A second significant source of investment into Semi-Government bonds are the Superannuation funds. The more defensive portfolio mixes inside the Super funds will often own a disproportionately large amount of State-Government bonds.

For both the bank balance sheets and the Super funds the attraction of Semis is that they are usually ranked interchangeably with Government bonds for categorisation purposes but have a higher yield.

The final category worth mentioning for investors in Semis is the international buyers. These buyers are often from Asia and have, historically, been attracted to the higher yields available in Australia compared to other countries. At present, however, the combination of a weak Australian Dollar and high yields available in other markets (like the US, Canada and New Zealand) has seen the demand from Asian investors quieten. It may well be reawakened in the future, however, if the Australian yields once again become attractive on a relative basis.

What types of bonds are available?
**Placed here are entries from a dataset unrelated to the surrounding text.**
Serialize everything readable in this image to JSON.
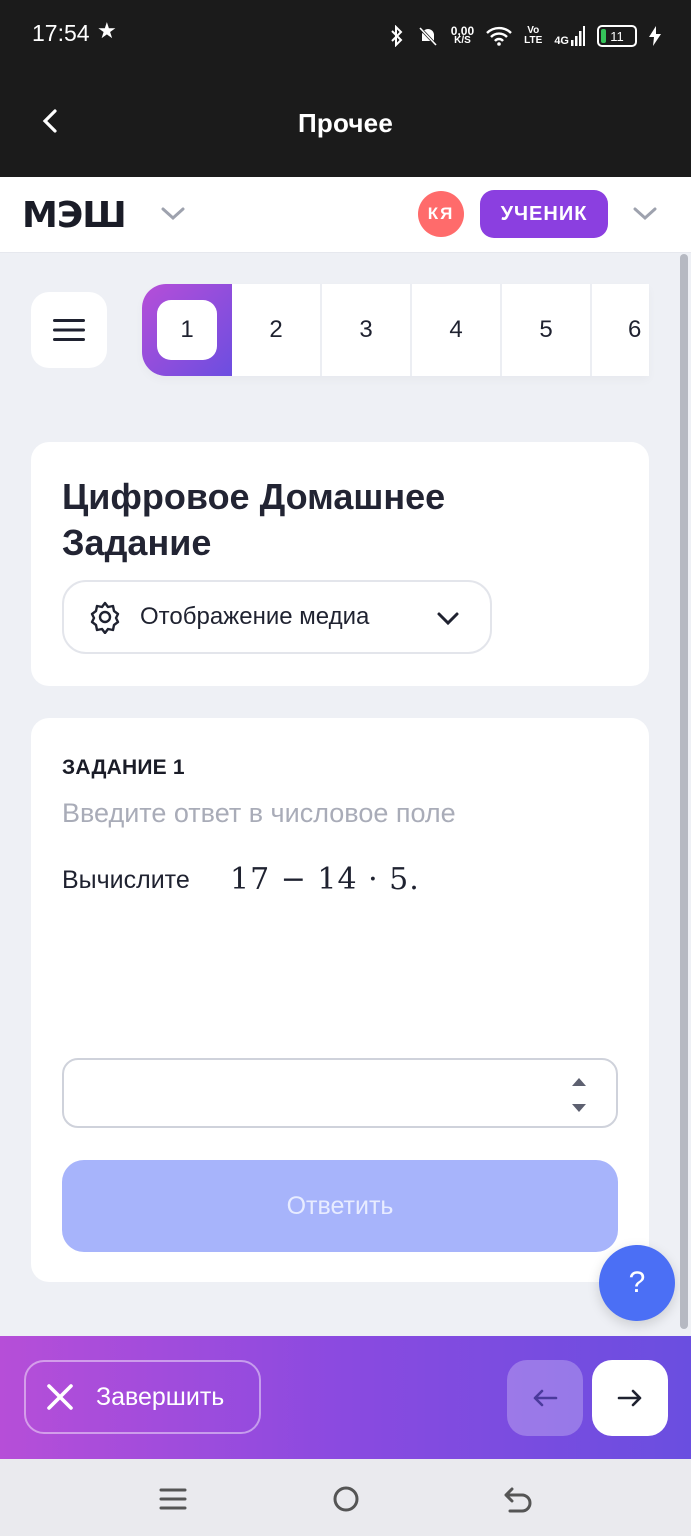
{
  "status_bar": {
    "time": "17:54",
    "net_speed_top": "0,00",
    "net_speed_bottom": "K/S",
    "volte_top": "Vo",
    "volte_bottom": "LTE",
    "network": "4G",
    "battery": "11"
  },
  "app_bar": {
    "title": "Прочее"
  },
  "header": {
    "logo": "МЭШ",
    "avatar_initials": "КЯ",
    "role": "УЧЕНИК"
  },
  "task_tabs": [
    "1",
    "2",
    "3",
    "4",
    "5",
    "6"
  ],
  "active_tab": "1",
  "card_title": "Цифровое Домашнее Задание",
  "media_button": {
    "label": "Отображение медиа"
  },
  "task": {
    "label": "ЗАДАНИЕ 1",
    "hint": "Введите ответ в числовое поле",
    "question": "Вычислите",
    "expression": "17 − 14 · 5.",
    "answer_value": "",
    "submit_label": "Ответить"
  },
  "help_label": "?",
  "footer": {
    "finish_label": "Завершить"
  },
  "colors": {
    "accent_purple": "#8b3fe0",
    "gradient_start": "#b64ed8",
    "gradient_end": "#6a4ee0",
    "submit_disabled": "#a7b4fb",
    "help_blue": "#4b6ff5",
    "avatar": "#ff6b6b"
  },
  "icons": {
    "back": "chevron-left-icon",
    "menu": "hamburger-icon",
    "settings": "gear-icon",
    "close": "close-icon",
    "prev": "arrow-left-icon",
    "next": "arrow-right-icon"
  }
}
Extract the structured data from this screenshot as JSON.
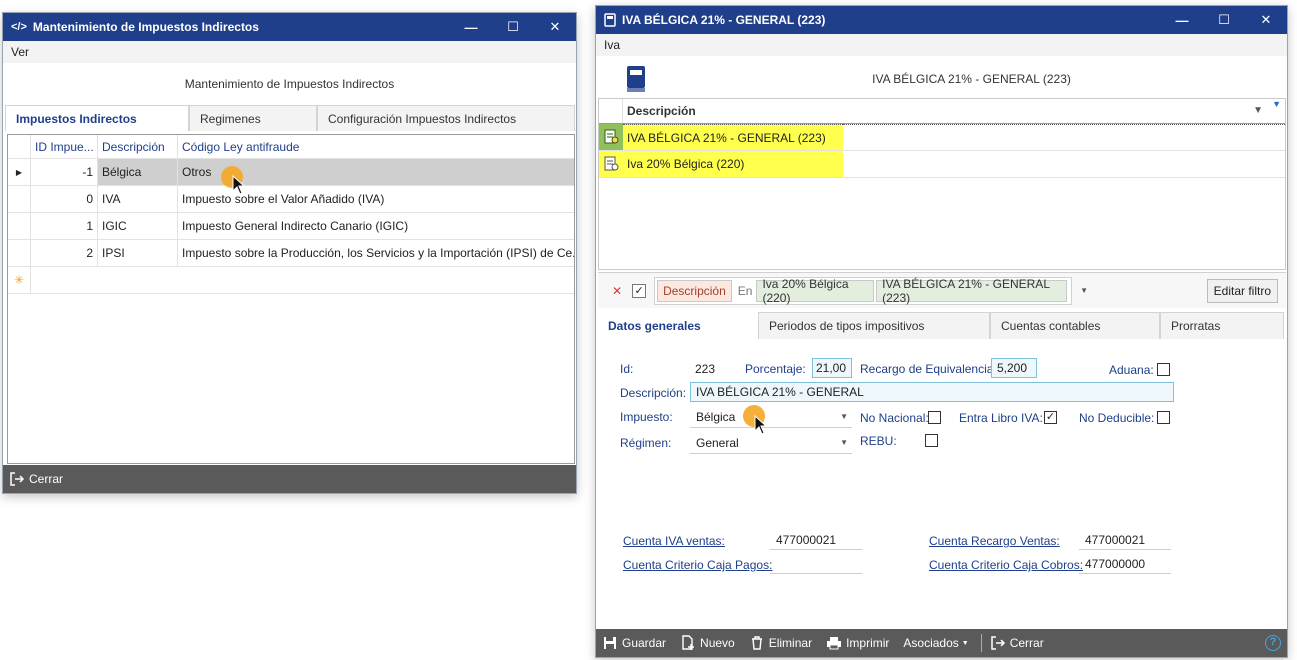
{
  "left_window": {
    "title": "Mantenimiento de Impuestos Indirectos",
    "title_icon": "</>",
    "menu": [
      "Ver"
    ],
    "header": "Mantenimiento de Impuestos Indirectos",
    "tabs": [
      "Impuestos Indirectos",
      "Regimenes",
      "Configuración Impuestos Indirectos"
    ],
    "grid": {
      "columns": [
        "ID Impue...",
        "Descripción",
        "Código Ley antifraude"
      ],
      "rows": [
        {
          "id": "-1",
          "desc": "Bélgica",
          "code": "Otros"
        },
        {
          "id": "0",
          "desc": "IVA",
          "code": "Impuesto sobre el Valor Añadido (IVA)"
        },
        {
          "id": "1",
          "desc": "IGIC",
          "code": "Impuesto General Indirecto Canario (IGIC)"
        },
        {
          "id": "2",
          "desc": "IPSI",
          "code": "Impuesto sobre la Producción, los Servicios y la Importación (IPSI) de Ce..."
        }
      ],
      "new_row_marker": "✳"
    },
    "close_label": "Cerrar"
  },
  "right_window": {
    "title": "IVA BÉLGICA 21% - GENERAL (223)",
    "menu": [
      "Iva"
    ],
    "header": "IVA BÉLGICA 21% - GENERAL (223)",
    "list": {
      "column": "Descripción",
      "items": [
        "IVA BÉLGICA 21% - GENERAL (223)",
        "Iva 20% Bélgica (220)"
      ]
    },
    "filter": {
      "field": "Descripción",
      "operator": "En",
      "values": [
        "Iva 20% Bélgica (220)",
        "IVA BÉLGICA 21% - GENERAL (223)"
      ],
      "edit_label": "Editar filtro"
    },
    "tabs": [
      "Datos generales",
      "Periodos de tipos impositivos",
      "Cuentas contables",
      "Prorratas"
    ],
    "form": {
      "id_label": "Id:",
      "id_value": "223",
      "porcentaje_label": "Porcentaje:",
      "porcentaje_value": "21,00",
      "recargo_label": "Recargo de Equivalencia:",
      "recargo_value": "5,200",
      "aduana_label": "Aduana:",
      "descripcion_label": "Descripción:",
      "descripcion_value": "IVA BÉLGICA 21% - GENERAL",
      "impuesto_label": "Impuesto:",
      "impuesto_value": "Bélgica",
      "no_nacional_label": "No Nacional:",
      "entra_libro_label": "Entra Libro IVA:",
      "no_deducible_label": "No Deducible:",
      "regimen_label": "Régimen:",
      "regimen_value": "General",
      "rebu_label": "REBU:",
      "cuenta_iva_ventas_label": "Cuenta IVA ventas:",
      "cuenta_iva_ventas_value": "477000021",
      "cuenta_recargo_ventas_label": "Cuenta Recargo Ventas:",
      "cuenta_recargo_ventas_value": "477000021",
      "cuenta_caja_pagos_label": "Cuenta Criterio Caja Pagos:",
      "cuenta_caja_pagos_value": "",
      "cuenta_caja_cobros_label": "Cuenta Criterio Caja Cobros:",
      "cuenta_caja_cobros_value": "477000000"
    },
    "checkboxes": {
      "aduana": false,
      "no_nacional": false,
      "entra_libro_iva": true,
      "no_deducible": false,
      "rebu": false
    },
    "toolbar": {
      "guardar": "Guardar",
      "nuevo": "Nuevo",
      "eliminar": "Eliminar",
      "imprimir": "Imprimir",
      "asociados": "Asociados",
      "cerrar": "Cerrar"
    }
  },
  "colors": {
    "titlebar": "#1f3f8a",
    "highlight": "#ffff4d",
    "accent": "#f5a623",
    "bottombar": "#5a5a5a"
  }
}
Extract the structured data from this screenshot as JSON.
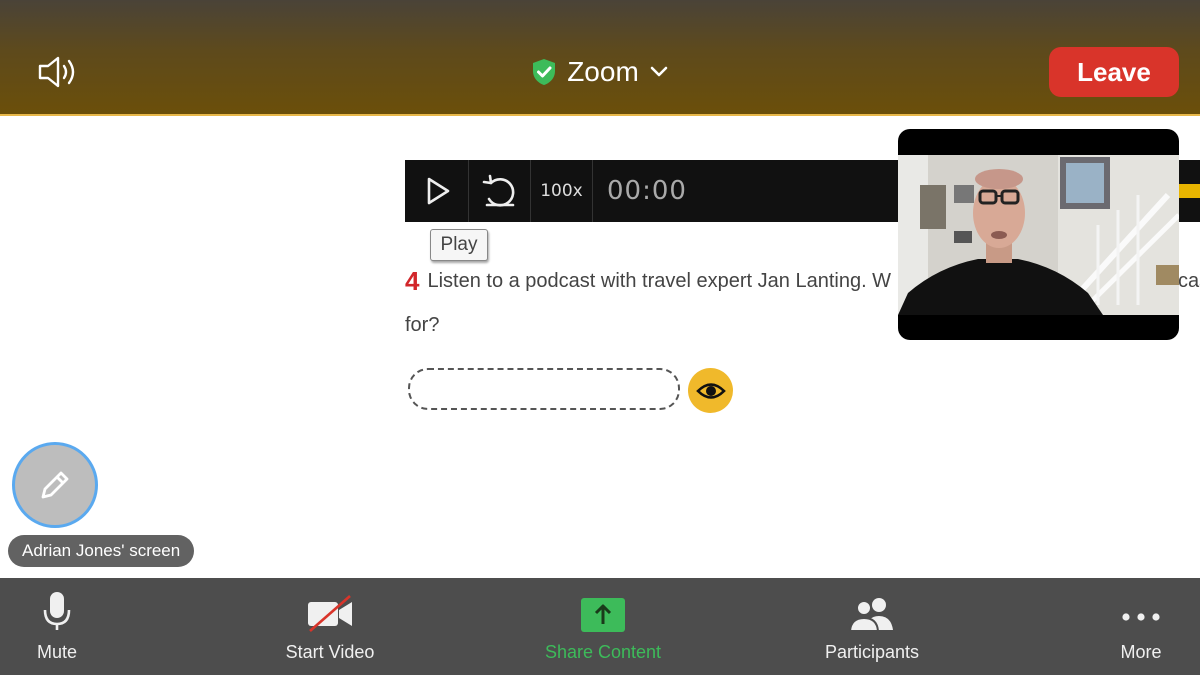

The State-Government bond market is mostly Fixed Rate Bonds. Fully 89% of the semi-market is fixed rate bonds, but that still leaves space for 10% of Semi-bonds to be floating rate notes and 1% to be CPI linked. While 10% of the Semi-bonds being floating rate notes isn’t large, the same number for the Federal Government is zero. As a consequence, if you’re trying to access high-grade FRNs with very minimal credit risk the state government bond market is the main place you’ll find them.

Source:  FIIG Securities, Bloomberg

The other distinction that Semis offer is that there are many ESG bonds available. Different states come at this in different ways, but there are multiple opportunities to buy State-Government bonds where the state guarantees the funds will be spent only on projects that comply with responsible investment principles. The Federal Government is planning to issue its first ESG bond in the June quarter of 2024.

What sort of yields do these bonds get?

State-Government bonds get yields that are much higher than the corresponding Federal Government bonds. This is still lower than the yields available in corporate bonds, but the risk that a state government defaults and doesn’t return your capital is very low. That makes the 70bp or so extra yield available in a 10Y investment over and above Government bonds quite meaningful.

Source:  FIIG Securities, Bloomberg

The other interesting feature of Semis apparent in the chart is that while there is some differentiation among the states, the differences are very small. At present, the WATC bonds have the lowest yields which is because WA has had a period of strong revenues from iron ore which they have used to dilute the total debt outstanding.

What are the advantages and disadvantages of Semi-Government Bonds?

The main advantage of Semi-Government bonds is their higher yield than Government bonds, despite also having an incredibly low-risk profile. State-Government bonds are therefore a great way to access duration, without also having to take credit risk over a material period. While Government bonds can also be used for this, the State-Government bonds have a materially higher yield than Federal Government bonds.

The disadvantage of Semi-Government bonds mostly comes from their liquidity. State-Government bond markets can be very patchy and depend critically on exactly which State-Government bond you are talking about. The larger bond lines from the larger states are frequently greater than $A10bn and are very liquid. A smaller bond line from a smaller state might be more difficult to trade. This is particularly true of the ultra-long bonds where liquidity and pricing can suffer in periods of stress.

The natural owners of State-Government bonds tend to be bank balance sheets, but these buyers are sometimes limited by their policies to only purchasing bonds <5 years or <10 years. The shorter Semis have much better liquidity than the longer Semis.

Overall, Semis are an excellent option for more cautious investors who desire duration and fixed coupons in their portfolio, but who want a little more yield in their portfolio.